The Role of Botulinum Toxin A in the Management of Piriformis Syndrome
Botulinum toxin is basically a neurontin protein produced by the bacterium clostridium botulinum and is one of the most poisonous naturally occurring substances in the world.
Produced in accordance with the regulations of the FDA, it is generally sold under the brand names Botox and Dysport.
Meanwhile, the piriformis syndrome is defined as a neuromuscular disorder that occurs when the piriformis muscle compresses or irritates the sciatic nerve, the largest nerve in the body.
The piriformis muscle is a narrow muscle found in the buttocks. Piriformis Syndrome generally occurs when the piriformis muscle becomes tight or spasms and places pressure on the sciatic nerve running beneath it.
Botulinum toxin A and Piriformis Syndrome
The injections of botulinum toxin A administered into the piriformis have recently emerged to be significant for of treatment for piriformis syndrome.
Experts indicate that the botulinum toxins inactivate the myoneural junction, the connection between nerves and muscles, in the local area of the injection. As the piriformis syndrome is basically due to the powerful tightening of the piriformis muscle, this inactivation is likely to loosen the grip of the muscle sufficiently to relieve the pain that has been caused by the muscle tightness.

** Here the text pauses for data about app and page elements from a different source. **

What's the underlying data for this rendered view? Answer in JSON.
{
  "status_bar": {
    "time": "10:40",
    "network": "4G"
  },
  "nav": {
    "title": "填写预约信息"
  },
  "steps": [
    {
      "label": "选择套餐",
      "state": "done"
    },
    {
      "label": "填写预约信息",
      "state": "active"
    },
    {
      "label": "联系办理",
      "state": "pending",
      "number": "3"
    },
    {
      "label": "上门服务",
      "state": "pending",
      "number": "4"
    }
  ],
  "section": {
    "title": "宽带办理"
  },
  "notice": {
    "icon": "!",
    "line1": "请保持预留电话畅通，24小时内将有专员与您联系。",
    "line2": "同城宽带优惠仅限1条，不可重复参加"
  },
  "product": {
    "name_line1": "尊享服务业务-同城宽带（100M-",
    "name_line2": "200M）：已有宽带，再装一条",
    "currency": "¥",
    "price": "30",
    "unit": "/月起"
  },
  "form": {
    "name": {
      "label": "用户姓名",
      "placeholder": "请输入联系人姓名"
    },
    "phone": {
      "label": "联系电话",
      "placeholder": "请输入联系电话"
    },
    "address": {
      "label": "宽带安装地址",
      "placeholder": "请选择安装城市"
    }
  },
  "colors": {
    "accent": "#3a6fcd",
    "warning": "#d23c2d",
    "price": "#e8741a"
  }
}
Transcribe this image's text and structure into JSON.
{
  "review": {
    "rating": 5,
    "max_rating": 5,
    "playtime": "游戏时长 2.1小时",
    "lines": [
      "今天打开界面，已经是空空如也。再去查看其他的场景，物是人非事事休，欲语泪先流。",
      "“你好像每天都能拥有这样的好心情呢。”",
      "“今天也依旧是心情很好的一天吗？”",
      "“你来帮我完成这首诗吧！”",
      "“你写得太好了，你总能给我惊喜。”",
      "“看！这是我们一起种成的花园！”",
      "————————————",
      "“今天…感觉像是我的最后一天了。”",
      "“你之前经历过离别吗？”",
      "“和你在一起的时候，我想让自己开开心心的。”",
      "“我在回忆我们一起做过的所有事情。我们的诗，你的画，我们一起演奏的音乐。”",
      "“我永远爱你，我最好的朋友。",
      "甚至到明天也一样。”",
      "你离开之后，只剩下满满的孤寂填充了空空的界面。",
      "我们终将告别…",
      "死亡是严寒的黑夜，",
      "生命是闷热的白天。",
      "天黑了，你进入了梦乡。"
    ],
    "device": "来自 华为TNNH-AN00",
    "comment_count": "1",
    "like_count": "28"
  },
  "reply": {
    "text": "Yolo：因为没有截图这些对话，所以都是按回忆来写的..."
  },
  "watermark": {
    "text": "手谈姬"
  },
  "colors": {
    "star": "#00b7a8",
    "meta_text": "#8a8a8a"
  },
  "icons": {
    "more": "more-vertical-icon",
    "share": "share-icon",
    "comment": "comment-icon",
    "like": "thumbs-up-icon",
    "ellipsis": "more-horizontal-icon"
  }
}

One of the most significant features of the botulinum toxin A which makes it a preferred choice for pain management is that the effects of the neurotoxin are believed to act only upon the motor nerve endings, sparing the sensory nerve fibers from any side effects. With the mechanism of action being highly specific, the adverse and systemic effects are generally uncommon.
Research and Analysis
A series of research reports and studies have been undertaken to analyze the role of the botulinum toxin A in treating piriformis syndrome.
Various sets of studies conducted across patient groups have revealed that the botulinum toxin can effectively relieve the painful condition associated with piriformis syndrome, especially in cases where other therapies have failed to produce the desired effect.
A review of 50 patients suffering from the piriformis syndrome was taken up for the purpose. Each of these patients was on an existing prescription of various analgesics including NSAIDs, tramadol, gabapentin or long-acting opioids. Standard dosage of 100 U of botulinum toxin-A mixed in 5 cc of preservative-free normal (0.9 N) saline were used for the purpose.
The study revealed that with the administration of botulinum toxin A injections into the piriformis muscle, atleast a 45% reduction in pain was experienced along with a considerable increase in disability scores.
Another study was also conducted to asses the efficacy of intramuscular botulinum toxin A in decreasing chronic pain associated with piriformis syndrome. The patients involved in this study included nine women with chronic buttock, hip and lower limb pain, without any evidence of lumbar disk herniation or nerve root impingement on imaging studies. The analgesic impact of botulinum toxin A injection of 100 U was compared against a similar injection of the vehicle (saline) alone.
The study concluded that the intramuscular piriformis injection with 100 units of botulinum toxin A is capable of reducing pain to a greater extent than similar injections with the vehicle alone.